Question: What Is The Final Momentum?

What happens to the total momentum after a collision?

For a collision occurring between object 1 and object 2 in an isolated system, the total momentum of the two objects before the collision is equal to the total momentum of the two objects after the collision.

That is, the momentum lost by object 1 is equal to the momentum gained by object 2..

How do you find the final momentum?

The final momentum would be, the mass into the final velocity, minus, the initial momentum would be the mass into it’s initial velocity. And now if you plug in, the final velocity is zero, so the final momentum would just be zero, minus the initial momentum, that will be M that’s . 5 kilograms, .

Is momentum the same as inertia?

Inertia is the resistance offered by a body to the motion whereas momentum is the tendency of a body to continue moving.

Can momentum be lost?

Provided that there are no net external forces acting upon the objects, the momentum of all objects before the collision equals the momentum of all objects after the collision. If there are only two objects involved in the collision, then the momentum lost by one object equals the momentum gained by the other object.

What is the formula for total momentum?

Solution: The momentum, p, of the object is simply the product of its mass and its velocity: p = mv. Because no direction is specified, we are only interested in determining the magnitude of p, or p.

Does momentum change with direction?

Notice that momentum does not just depend on the object’s mass and speed. Velocity is speed in a particular direction, so the momentum of an object also depends on the direction of travel. This means that the momentum of an object can change if: the object speeds up or slows down.

Is momentum always conserved?

Collisions. In collisions between two isolated objects Newton’s third law implies that momentum is always conserved. … In collisions between two isolated objects momentum is always conserved. Kinetic energy is only conserved in elastic collisions.

How do you find initial and final momentum?

Calculate the momentum of the system before the collision. In this case, initial momentum is equal to 8 kg * 10 m/s + 4 kg * 0 m/s = 80 N·s . According to the law of conservation of momentum, total momentum must be conserved. The final momentum of the first object is equal to 8 kg * 4 m/s = 32 N·s .

What would be the final momentum of two bodies?

Two bodies of mass m each move with equal velocities. Assuming the collision to be perfectly elastic. According to the Principle of conservation of momentum, the total initial momentum and total final momentum will be equal. In other words, For an isolated system, Total momentum is conserved [it remains constant].

Why is initial momentum equal to final momentum?

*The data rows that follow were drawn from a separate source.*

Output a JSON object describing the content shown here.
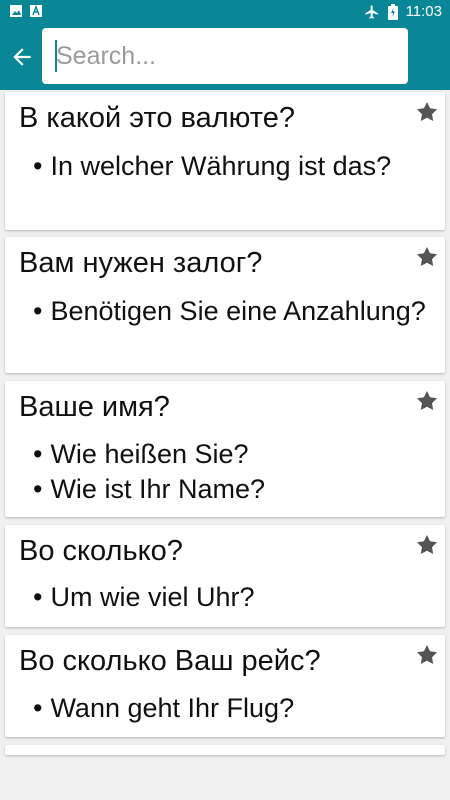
{
  "status_bar": {
    "time": "11:03",
    "icons": [
      "image-icon",
      "a-icon",
      "airplane-icon",
      "battery-icon"
    ]
  },
  "toolbar": {
    "back_icon": "arrow-left-icon",
    "search_placeholder": "Search...",
    "search_value": ""
  },
  "phrases": [
    {
      "title": "В какой это валюте?",
      "translations": [
        "In welcher Währung ist das?"
      ],
      "starred": true
    },
    {
      "title": "Вам нужен залог?",
      "translations": [
        "Benötigen Sie eine Anzahlung?"
      ],
      "starred": true
    },
    {
      "title": "Ваше имя?",
      "translations": [
        "Wie heißen Sie?",
        "Wie ist Ihr Name?"
      ],
      "starred": true
    },
    {
      "title": "Во сколько?",
      "translations": [
        "Um wie viel Uhr?"
      ],
      "starred": true
    },
    {
      "title": "Во сколько Ваш рейс?",
      "translations": [
        "Wann geht Ihr Flug?"
      ],
      "starred": true
    }
  ],
  "colors": {
    "accent": "#0a8796",
    "star": "#555555",
    "background": "#f0f0f0"
  }
}
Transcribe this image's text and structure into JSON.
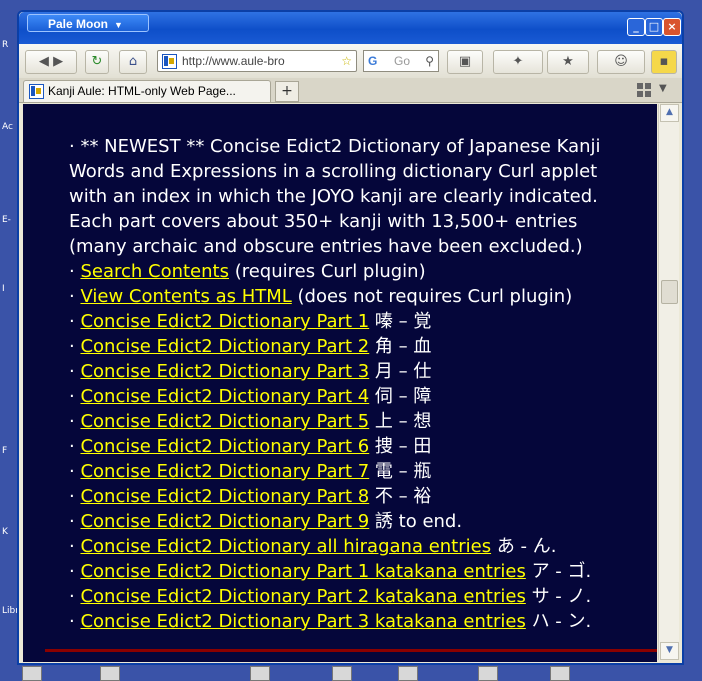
{
  "desktop": {
    "side_labels": [
      "R",
      "Ac",
      "E-",
      "I",
      "F",
      "K",
      "Libr"
    ]
  },
  "window": {
    "app_button": "Pale Moon",
    "controls": {
      "minimize": "_",
      "maximize": "□",
      "close": "×"
    }
  },
  "toolbar": {
    "url": "http://www.aule-bro",
    "search_placeholder": "Go",
    "back_icon": "back-arrow",
    "forward_icon": "forward-arrow",
    "reload_icon": "reload",
    "home_icon": "home"
  },
  "tab": {
    "title": "Kanji Aule: HTML-only Web Page...",
    "newtab_label": "+"
  },
  "page": {
    "intro": "· ** NEWEST ** Concise Edict2 Dictionary of Japanese Kanji Words and Expressions in a scrolling dictionary Curl applet with an index in which the JOYO kanji are clearly indicated. Each part covers about 350+ kanji with 13,500+ entries (many archaic and obscure entries have been excluded.)",
    "links": [
      {
        "prefix": "· ",
        "link": "Search Contents",
        "suffix": " (requires Curl plugin)"
      },
      {
        "prefix": "· ",
        "link": "View Contents as HTML",
        "suffix": " (does not requires Curl plugin)"
      },
      {
        "prefix": "· ",
        "link": "Concise Edict2 Dictionary Part 1",
        "suffix": " 嗪 – 覚"
      },
      {
        "prefix": "· ",
        "link": "Concise Edict2 Dictionary Part 2",
        "suffix": " 角 – 血"
      },
      {
        "prefix": "· ",
        "link": "Concise Edict2 Dictionary Part 3",
        "suffix": " 月 – 仕"
      },
      {
        "prefix": "· ",
        "link": "Concise Edict2 Dictionary Part 4",
        "suffix": " 伺 – 障"
      },
      {
        "prefix": "· ",
        "link": "Concise Edict2 Dictionary Part 5",
        "suffix": " 上 – 想"
      },
      {
        "prefix": "· ",
        "link": "Concise Edict2 Dictionary Part 6",
        "suffix": " 捜 – 田"
      },
      {
        "prefix": "· ",
        "link": "Concise Edict2 Dictionary Part 7",
        "suffix": " 電 – 瓶"
      },
      {
        "prefix": "· ",
        "link": "Concise Edict2 Dictionary Part 8",
        "suffix": " 不 – 裕"
      },
      {
        "prefix": "· ",
        "link": "Concise Edict2 Dictionary Part 9",
        "suffix": " 誘 to end."
      },
      {
        "prefix": "· ",
        "link": "Concise Edict2 Dictionary all hiragana entries",
        "suffix": " あ - ん."
      },
      {
        "prefix": "· ",
        "link": "Concise Edict2 Dictionary Part 1 katakana entries",
        "suffix": " ア - ゴ."
      },
      {
        "prefix": "· ",
        "link": "Concise Edict2 Dictionary Part 2 katakana entries",
        "suffix": " サ - ノ."
      },
      {
        "prefix": "· ",
        "link": "Concise Edict2 Dictionary Part 3 katakana entries",
        "suffix": " ハ - ン."
      }
    ]
  }
}
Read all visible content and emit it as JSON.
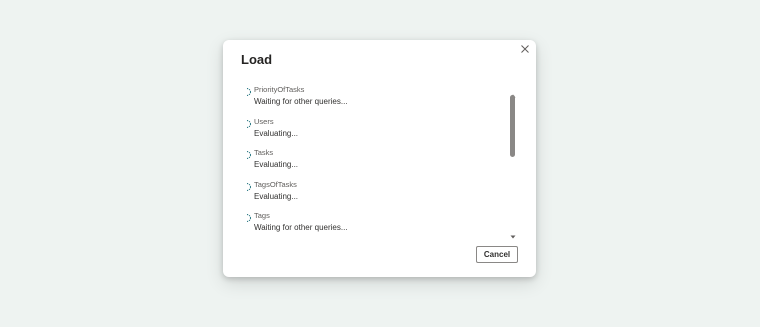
{
  "dialog": {
    "title": "Load",
    "close_icon": "close-icon",
    "cancel_label": "Cancel",
    "queries": [
      {
        "name": "PriorityOfTasks",
        "status": "Waiting for other queries..."
      },
      {
        "name": "Users",
        "status": "Evaluating..."
      },
      {
        "name": "Tasks",
        "status": "Evaluating..."
      },
      {
        "name": "TagsOfTasks",
        "status": "Evaluating..."
      },
      {
        "name": "Tags",
        "status": "Waiting for other queries..."
      }
    ]
  },
  "colors": {
    "background": "#eef3f1",
    "dialog": "#ffffff",
    "spinner": "#1a6e7a",
    "scroll_thumb": "#8a8886"
  }
}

Whereas the final velocity at point B is positive. Thus, the momentum change is positive due to the net force applied by the stick. … Therefore, the sum of the bodies’ initial momenta before the collision would equal the sum of their final momenta afterwards.

Does Momentum have direction?

Momentum is a derived quantity, calculated by multiplying the mass, m (a scalar quantity), times velocity, v (a vector quantity). This means that the momentum has a direction and that direction is always the same direction as the velocity of an object’s motion.

How do you find final momentum after a collision?

Conservation of momentumWork out the total momentum before the event (before the collision): p = m × v. … Work out the total momentum after the event (after the collision): Because momentum is conserved, total momentum afterwards = 60,000 kg m/s.Work out the total mass after the event (after the collision): … Work out the new velocity:

What is momentum unit?

The SI unit for momentum is kg · m/s. Newton’s second law of motion in terms of momentum states that the net external force equals the change in momentum of a system divided by the time over which it changes.

Why is momentum conserved?

The conservation of momentum is simply a statement of Newton’s third law of motion. During a collision the forces on the colliding bodies are always equal and opposite at each instant. These forces cannot be anything but equal and opposite at each instant during collision. … Therefore the momentum is always conserved.